The question is, will the right and honorable MB & Salafi politicians do something to curb the behavior of the Gulf Arabs or turn a blind eye. Or worse, blame the victims. If their reaction to the Army’s brutal treatment of women protesters recently is any guide, do not hold your breath. These men will not stand up for Egypt’s women.
The torrent of talk about Egypt’s “Supreme Council of Armed Forces” seems to be missing a strand. The question is simple : are these generals good at war-making?
They seem to be into everything else. Business, journalism and politics, of course. But are they good as military leaders? We have no way of knowing, since they seem to have abandoned that vocation as too difficult since 1973. Egypt’s location in the world makes a bit vulnerable, yet it is cursed with an army that is unable to defend it properly. Egyptians are good at denial. But they must know that in an all out war against Israel, the army would lose badly. In fact, a small regional conflict with the Sudan or Ethiopia over the Nile resources would tax it heavily.
Yes, they are liars. But most damning, they are bad at their job.
The news that a Salafi lawyer is suing Naguib Sawiris for “insulting Islam” as a result of a cartoon he tweeted some time ago is distressing. The cartoon had a bearded Mickey Mouse and Veiled Mini Mouse. Many Muslims have found it funny and tweeted it. They are not being sued. There are three disturbing factors:
1- The cartoon made fun of the Salafis, not Muslims in general or Islam as a religion. The Salafis seem to equate their habits with Islam as a whole. This is clearly their mindset: narrow and intolerant. Any protestations from the Nur party that they are “normal” should be ignored unless they come out against the suit.
2- No Muslim who tweeted the cartoon is being sued. In the mind of the Salafis, Copts have inherently less rights than Muslims. This is exactly what Copts fear, the reduction to a second rate form of citizenship.. in their own country no less.
3- Thundering silence from the FJP & MB. They make all sorts of tolerant noises when it suits them, but they can not be bothered to live up to these promises, even in words.
If the courts do indeed rule against Sawiris it will be a thunderous decision.
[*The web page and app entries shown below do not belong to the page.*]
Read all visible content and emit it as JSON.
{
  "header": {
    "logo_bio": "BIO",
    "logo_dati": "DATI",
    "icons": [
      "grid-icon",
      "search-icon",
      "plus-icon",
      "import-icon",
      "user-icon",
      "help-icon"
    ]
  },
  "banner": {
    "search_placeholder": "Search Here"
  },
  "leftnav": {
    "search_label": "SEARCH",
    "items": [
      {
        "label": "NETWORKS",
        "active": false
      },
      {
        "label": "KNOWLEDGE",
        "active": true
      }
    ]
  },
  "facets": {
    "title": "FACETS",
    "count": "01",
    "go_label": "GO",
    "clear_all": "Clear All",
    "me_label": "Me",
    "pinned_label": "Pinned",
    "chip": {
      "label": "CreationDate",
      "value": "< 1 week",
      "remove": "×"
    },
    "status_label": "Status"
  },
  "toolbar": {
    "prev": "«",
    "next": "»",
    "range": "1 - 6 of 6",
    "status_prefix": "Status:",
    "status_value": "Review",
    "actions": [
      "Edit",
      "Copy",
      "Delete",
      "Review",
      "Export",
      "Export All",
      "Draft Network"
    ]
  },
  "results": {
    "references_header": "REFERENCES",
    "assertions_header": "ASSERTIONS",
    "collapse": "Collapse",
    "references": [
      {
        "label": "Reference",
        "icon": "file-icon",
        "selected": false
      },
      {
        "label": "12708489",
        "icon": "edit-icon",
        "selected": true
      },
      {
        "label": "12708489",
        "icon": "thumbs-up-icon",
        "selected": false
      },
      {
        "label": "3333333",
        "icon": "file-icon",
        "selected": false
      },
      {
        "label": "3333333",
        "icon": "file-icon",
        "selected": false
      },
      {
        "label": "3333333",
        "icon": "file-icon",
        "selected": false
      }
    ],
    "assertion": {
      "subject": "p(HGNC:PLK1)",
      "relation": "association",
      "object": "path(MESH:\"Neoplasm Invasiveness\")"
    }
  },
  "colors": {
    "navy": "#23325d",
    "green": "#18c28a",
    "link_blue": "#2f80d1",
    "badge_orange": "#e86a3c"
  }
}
It will set Egypt back decades in economic and cultural progress.
We should all watch this one.